Once your policy is in force and at your initial request, the carrier will file the SR-22 document with your state automatically. Insurance companies that market to high-risk drivers typically offer SR-22s. Some of the nation’s largest auto carriers also offer SR-22s. If you find that you are denied coverage to fulfill your SR-22 requirement, your state may be able to help you. Many states have partnered with insurance companies to offer high-risk drivers in their state insurance options, though the coverage offered in this way may be higher. Insurance providers can also be found through the Automobile Insurance Plan Service Office (AIPSO).
Major insurance carriers who offer SR-22s:
- Farmers Insurance
- State Farm
How much does an SR-22 cost?
Though states vary, the cost to file an SR-22 is typically $25 and you may have to pay a filing fee at each new policy term that you still require an SR-22. Extra fees from your state are also a possibility.

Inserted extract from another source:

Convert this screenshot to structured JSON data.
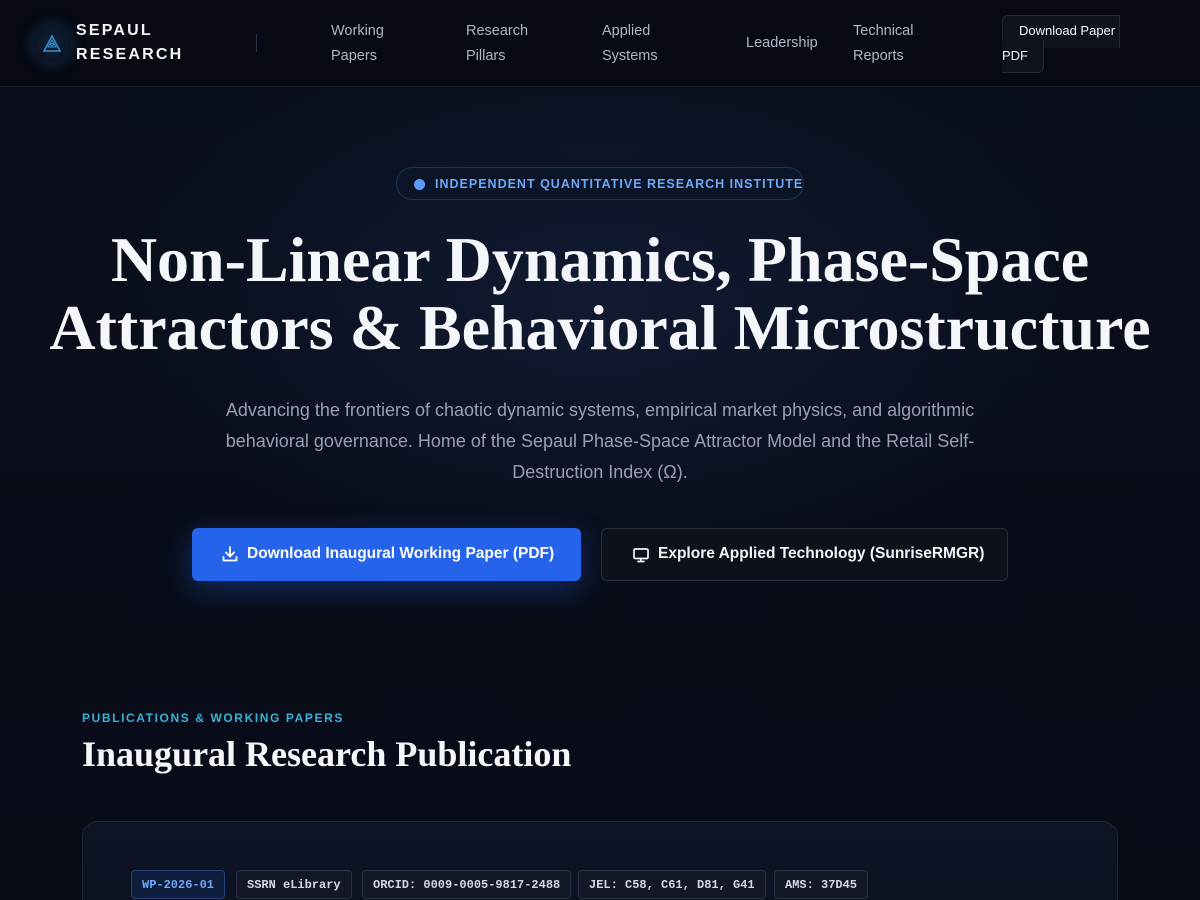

These fees are small, but your insurance premium will also be impacted.
Will my insurance rate go up?
Because drivers who require an SR-22 are considered high-risk drivers, you should expect to see a higher premium compared to drivers that don’t require an SR-22. The rate will also depend on a number of other factors, such as where you live, your vehicle, the violation behind the SR-22 requirement, and the insurance company. Comparing rates from a variety of insurers that provide SR-22s is the best way to prepare for any increase in rates as a result of this requirement by the state.
What if I need an SR-22 but I don’t have a car?
If you don’t own a vehicle, you can still obtain an SR-22 through a non-owner car insurance policy, which provides coverage for cars you borrow or rent. An SR-22 provided through a non-owner insurance policy may be necessary to get your driver’s license re-instated if it’s been suspended.
How long do I need to carry an SR-22?
For most states, an SR-22 is required for three years. You must maintain continuous coverage during the term of your SR-22 because if there is a lapse in coverage or policy cancellation, your state will automatically be notified, and possible consequences include a reset of the SR-22 or suspension of your license.
You should know the exact length of time you’ll be required to maintain an SR-22. Refer to your state division of motor vehicles or court order to get this information.
Once that period is up, what’s next?
Once the term of your SR-22 is over, you’ll need to notify your insurance company so they can remove it from the policy; the SR-22 endorsement on your policy will not expire on its own. Once this requirement is lifted from your auto insurance policy, it is possible you’ll see a decrease in your rate, though it’s not guaranteed. Insurance rates typically go down three to five years after an accident or moving violation, so there is the possibility for a much lower rate in the years following an SR-22 requirement by the state.